Parkinson’s disease is a nervous system disease that affects movement. It develops gradually, sometimes starting with a tremor that is barely noticeable on one hand. It also causes stiffness and slow movement.
Parkinson’s disease is a degenerative disease resulting from the slow, progressive death of neurons in the brain. Because the part of the brain affected by the disease plays an important role in controlling our movements, people with Parkinson’s disease gradually make stiff and uncontrollable movements. For example, it becomes difficult to bring a cup to the lips with precision and smoothness. Today, available treatments can reduce symptoms quite effectively and slow the progression of the disease. A person can live with Parkinson’s disease for many years.
Parkinson’s disease usually occurs between the ages of 50 and 70. The average age of onset of the disease in the US is 60. At first, the symptoms may be mistaken for normal aging, but as they get worse, the diagnosis becomes clearer.
When the first symptoms appear, an estimated 60% to 80% of dark matter nerve cells have already been destroyed. Thus, when symptoms appear, the disease has already progressed by an average of 5 to 10 years.
Worldwide, more than 300,000 people are diagnosed with the disease each year. The number of cases increases with age. An estimated 1 in 100 people are affected at age 65, and 2 in 100 people at age 70 and older. At the heart of the disease: a dopamine imbalance.
Nerve cells affected by Parkinson’s disease are located in an area called “dark matter” in the center of the brain. The cells in this area produce dopamine, a chemical messenger ( a neurotransmitter) that helps control movement but also acts on feelings of pleasure and desire. The death of the dark matter cells causes a shortage of dopamine, which leads to an increase in acetylcholine and glutamate (two other chemical messengers). This imbalance causes the occurrence of the disease symptoms, namely tremors, muscle stiffness, and the inability to perform certain movements. On the other hand, an excess of dopamine can cause symptoms associated with schizophrenia.
What causes the progressive loss of neurons in Parkinson’s disease remains unknown in most cases. Scientists agree that a combination of genetic and environmental factors plays a role, although these cannot always be clearly defined. The current consensus is that the environment plays a more important role than heredity, but that genetic factors would prevail when the disease occurs before age 50. Here are some of the environmental factors involved:
- Early or prolonged exposure to chemical pollutants or pesticides, including herbicides and insecticides (e.g., rotenone).
- MPTP, a drug that sometimes contaminates heroin, can suddenly cause a severe and irreversible form of Parkinson’s disease.
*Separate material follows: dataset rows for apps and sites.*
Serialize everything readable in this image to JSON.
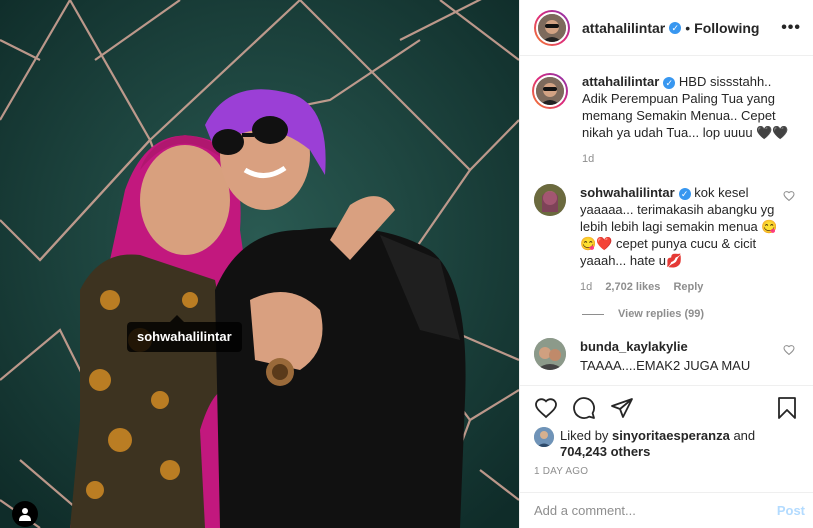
{
  "photo": {
    "tag_label": "sohwahalilintar"
  },
  "header": {
    "username": "attahalilintar",
    "separator": "•",
    "follow_status": "Following",
    "more_label": "•••"
  },
  "caption": {
    "username": "attahalilintar",
    "text": "HBD sissstahh.. Adik Perempuan Paling Tua yang memang Semakin Menua.. Cepet nikah ya udah Tua... lop uuuu 🖤🖤",
    "age": "1d"
  },
  "comments": [
    {
      "username": "sohwahalilintar",
      "text": "kok kesel yaaaaa... terimakasih abangku yg lebih lebih lagi semakin menua 😋😋❤️ cepet punya cucu & cicit yaaah... hate u💋",
      "age": "1d",
      "likes": "2,702 likes",
      "reply_label": "Reply",
      "view_replies": "View replies (99)"
    },
    {
      "username": "bunda_kaylakylie",
      "text": "TAAAA....EMAK2 JUGA MAU"
    }
  ],
  "likes": {
    "prefix": "Liked by",
    "user": "sinyoritaesperanza",
    "and": "and",
    "others": "704,243 others"
  },
  "timestamp": "1 DAY AGO",
  "add_comment": {
    "placeholder": "Add a comment...",
    "post_label": "Post"
  },
  "icons": {
    "like": "heart-icon",
    "comment": "comment-icon",
    "share": "paper-plane-icon",
    "save": "bookmark-icon",
    "user_tags": "person-icon"
  },
  "colors": {
    "verified": "#3897f0",
    "post_disabled": "#b3dbff",
    "muted": "#8e8e8e",
    "text": "#262626"
  }
}
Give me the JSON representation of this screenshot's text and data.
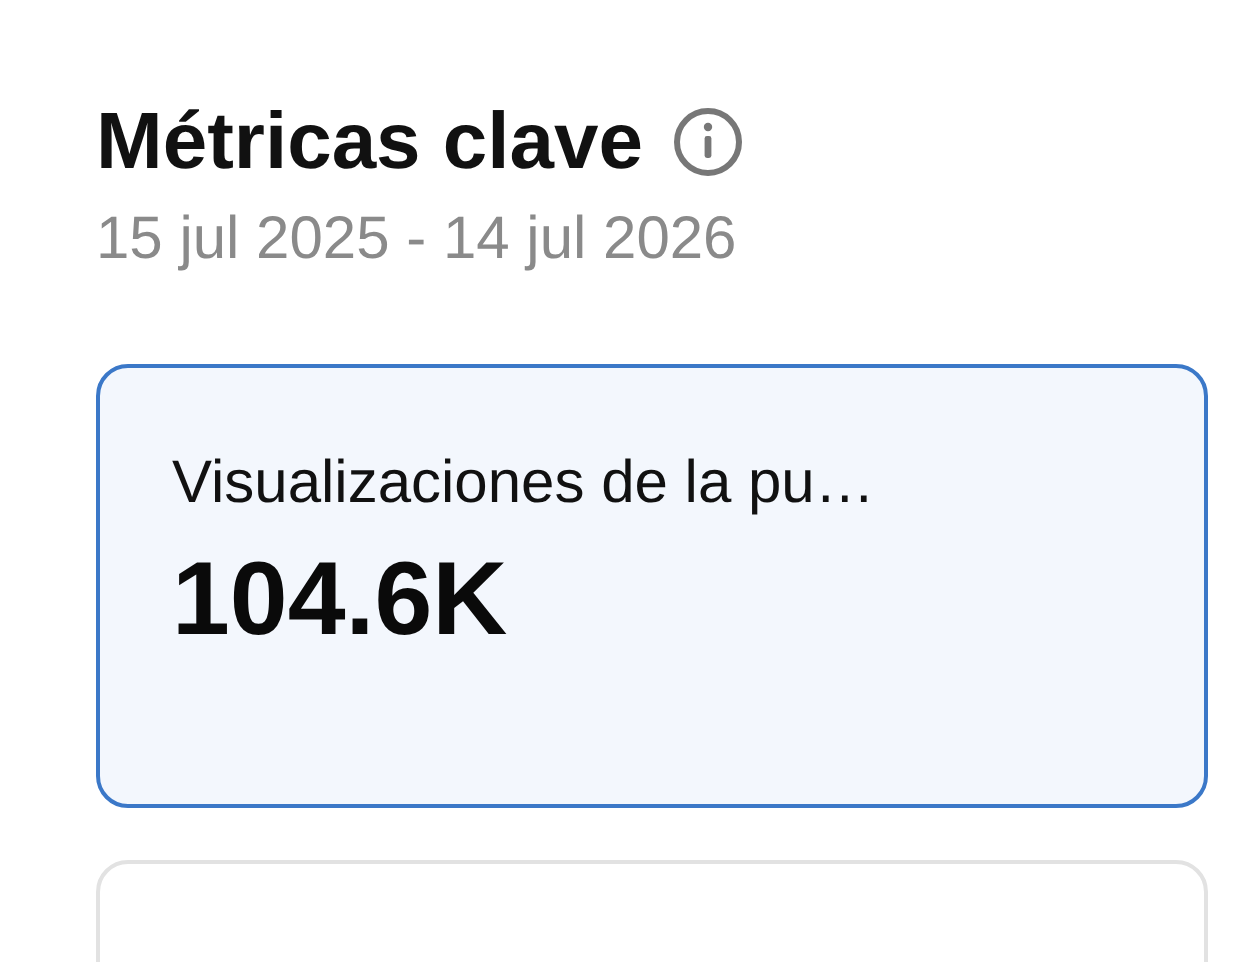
{
  "header": {
    "title": "Métricas clave",
    "date_range": "15 jul 2025 - 14 jul 2026"
  },
  "cards": [
    {
      "label": "Visualizaciones de la pu…",
      "value": "104.6K",
      "selected": true
    }
  ]
}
This drug acts in the same way as rotenone pesticide.
- Carbon monoxide or manganese poisoning.
Researchers have also found that many changes occur in the brains of people with Parkinson’s disease, although the reasons for these changes have not been determined. These changes include:
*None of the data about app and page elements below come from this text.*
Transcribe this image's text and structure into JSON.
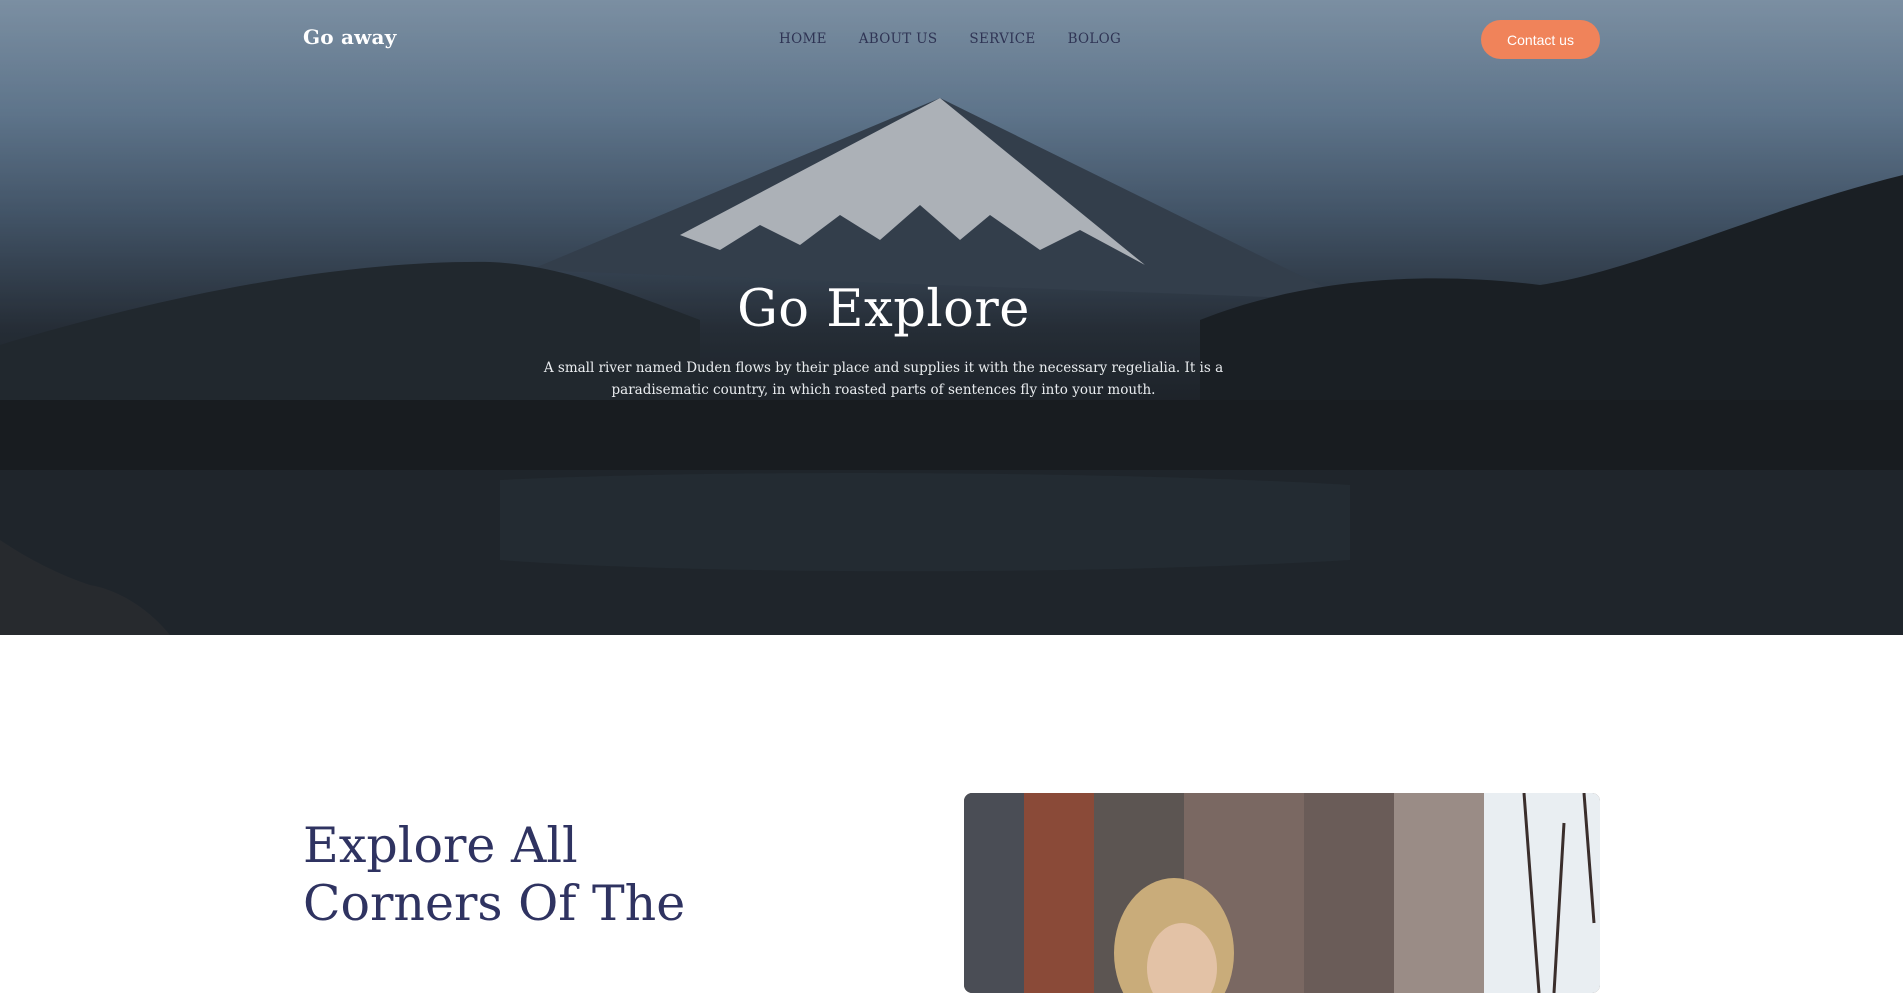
{
  "brand": {
    "name": "Go away"
  },
  "nav": {
    "items": [
      {
        "label": "HOME"
      },
      {
        "label": "ABOUT US"
      },
      {
        "label": "SERVICE"
      },
      {
        "label": "BOLOG"
      }
    ],
    "contact_label": "Contact us"
  },
  "hero": {
    "title": "Go Explore",
    "subtitle": "A small river named Duden flows by their place and supplies it with the necessary regelialia. It is a paradisematic country, in which roasted parts of sentences fly into your mouth."
  },
  "section": {
    "title": "Explore All Corners Of The"
  },
  "colors": {
    "accent": "#f0835a",
    "heading": "#2f3361",
    "nav_text": "#2f3454"
  }
}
- The presence of Lewy bodies, which are substances present in brain cells (neurons). Researchers believe that these Lewy bodies play a toxic role in Parkinson’s disease.
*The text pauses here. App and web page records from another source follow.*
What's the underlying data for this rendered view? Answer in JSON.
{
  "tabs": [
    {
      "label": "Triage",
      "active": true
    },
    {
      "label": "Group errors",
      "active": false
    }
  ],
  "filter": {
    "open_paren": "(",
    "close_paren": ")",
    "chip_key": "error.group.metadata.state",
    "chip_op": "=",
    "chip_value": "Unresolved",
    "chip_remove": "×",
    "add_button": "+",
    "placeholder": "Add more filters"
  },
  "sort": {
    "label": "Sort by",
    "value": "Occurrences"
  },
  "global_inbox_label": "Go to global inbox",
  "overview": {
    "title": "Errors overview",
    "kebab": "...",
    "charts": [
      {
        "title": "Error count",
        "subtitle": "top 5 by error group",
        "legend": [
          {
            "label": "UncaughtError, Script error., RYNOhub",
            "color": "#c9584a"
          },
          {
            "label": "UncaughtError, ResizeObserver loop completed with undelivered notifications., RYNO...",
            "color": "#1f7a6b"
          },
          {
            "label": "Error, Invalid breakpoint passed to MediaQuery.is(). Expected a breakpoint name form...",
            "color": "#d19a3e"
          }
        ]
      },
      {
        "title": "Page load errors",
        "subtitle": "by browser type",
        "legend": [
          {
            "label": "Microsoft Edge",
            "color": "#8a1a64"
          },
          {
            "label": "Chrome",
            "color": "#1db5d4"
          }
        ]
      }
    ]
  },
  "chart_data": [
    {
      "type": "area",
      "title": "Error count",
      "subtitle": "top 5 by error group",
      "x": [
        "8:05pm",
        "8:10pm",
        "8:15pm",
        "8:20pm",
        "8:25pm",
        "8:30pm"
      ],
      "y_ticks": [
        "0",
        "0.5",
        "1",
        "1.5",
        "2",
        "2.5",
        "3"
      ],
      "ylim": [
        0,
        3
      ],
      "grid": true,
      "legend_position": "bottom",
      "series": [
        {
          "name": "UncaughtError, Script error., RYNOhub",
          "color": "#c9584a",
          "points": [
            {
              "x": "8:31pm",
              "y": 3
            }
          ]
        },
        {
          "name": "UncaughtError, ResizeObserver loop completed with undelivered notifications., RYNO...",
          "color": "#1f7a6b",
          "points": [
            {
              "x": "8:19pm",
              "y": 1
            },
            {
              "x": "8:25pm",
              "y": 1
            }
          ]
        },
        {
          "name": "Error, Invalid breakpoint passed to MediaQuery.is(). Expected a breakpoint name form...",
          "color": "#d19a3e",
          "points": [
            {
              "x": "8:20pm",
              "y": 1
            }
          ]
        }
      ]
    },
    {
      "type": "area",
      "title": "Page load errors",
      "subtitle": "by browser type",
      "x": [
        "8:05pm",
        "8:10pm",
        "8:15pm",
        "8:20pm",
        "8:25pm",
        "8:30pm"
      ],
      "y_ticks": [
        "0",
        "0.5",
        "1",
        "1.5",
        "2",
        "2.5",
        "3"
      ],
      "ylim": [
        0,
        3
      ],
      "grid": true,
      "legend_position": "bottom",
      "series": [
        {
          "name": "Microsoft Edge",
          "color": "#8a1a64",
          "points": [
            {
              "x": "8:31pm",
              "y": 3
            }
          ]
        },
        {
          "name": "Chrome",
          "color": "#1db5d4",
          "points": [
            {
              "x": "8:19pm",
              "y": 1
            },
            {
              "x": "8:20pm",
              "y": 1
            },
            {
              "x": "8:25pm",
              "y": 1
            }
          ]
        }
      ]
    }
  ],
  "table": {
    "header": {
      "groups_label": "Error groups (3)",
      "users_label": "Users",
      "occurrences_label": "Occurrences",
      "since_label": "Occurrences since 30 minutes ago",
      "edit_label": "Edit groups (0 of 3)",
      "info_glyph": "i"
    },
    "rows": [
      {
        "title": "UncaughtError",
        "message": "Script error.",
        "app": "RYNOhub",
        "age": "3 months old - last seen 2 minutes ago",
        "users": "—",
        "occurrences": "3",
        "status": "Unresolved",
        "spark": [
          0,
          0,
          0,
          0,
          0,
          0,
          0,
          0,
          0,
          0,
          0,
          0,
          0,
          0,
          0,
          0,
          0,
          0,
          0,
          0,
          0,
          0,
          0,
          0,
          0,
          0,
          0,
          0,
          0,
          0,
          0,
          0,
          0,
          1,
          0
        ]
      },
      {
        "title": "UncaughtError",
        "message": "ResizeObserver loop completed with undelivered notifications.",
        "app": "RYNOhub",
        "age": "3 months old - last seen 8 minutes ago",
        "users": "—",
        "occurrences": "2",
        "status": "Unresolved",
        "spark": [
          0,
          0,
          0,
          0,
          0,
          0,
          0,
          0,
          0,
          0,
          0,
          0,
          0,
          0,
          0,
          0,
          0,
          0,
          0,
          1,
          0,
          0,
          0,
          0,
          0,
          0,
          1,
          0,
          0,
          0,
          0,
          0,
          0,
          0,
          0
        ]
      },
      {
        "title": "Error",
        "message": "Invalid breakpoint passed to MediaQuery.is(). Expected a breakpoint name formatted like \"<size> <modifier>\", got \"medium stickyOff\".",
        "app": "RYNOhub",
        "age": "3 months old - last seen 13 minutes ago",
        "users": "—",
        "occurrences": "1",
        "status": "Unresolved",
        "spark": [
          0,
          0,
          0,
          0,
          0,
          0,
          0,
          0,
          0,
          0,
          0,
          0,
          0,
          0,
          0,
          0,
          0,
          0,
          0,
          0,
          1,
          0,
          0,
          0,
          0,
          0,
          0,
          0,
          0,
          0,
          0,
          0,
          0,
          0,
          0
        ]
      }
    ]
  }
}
- The presence of alpha-synuclein in Lewy bodies. Although there are many substances present in Lewy’s bodies, scientists believe that alpha-synuclein is a protein that plays a harmful role when it is in an aggregated form that cannot be resolved by cells.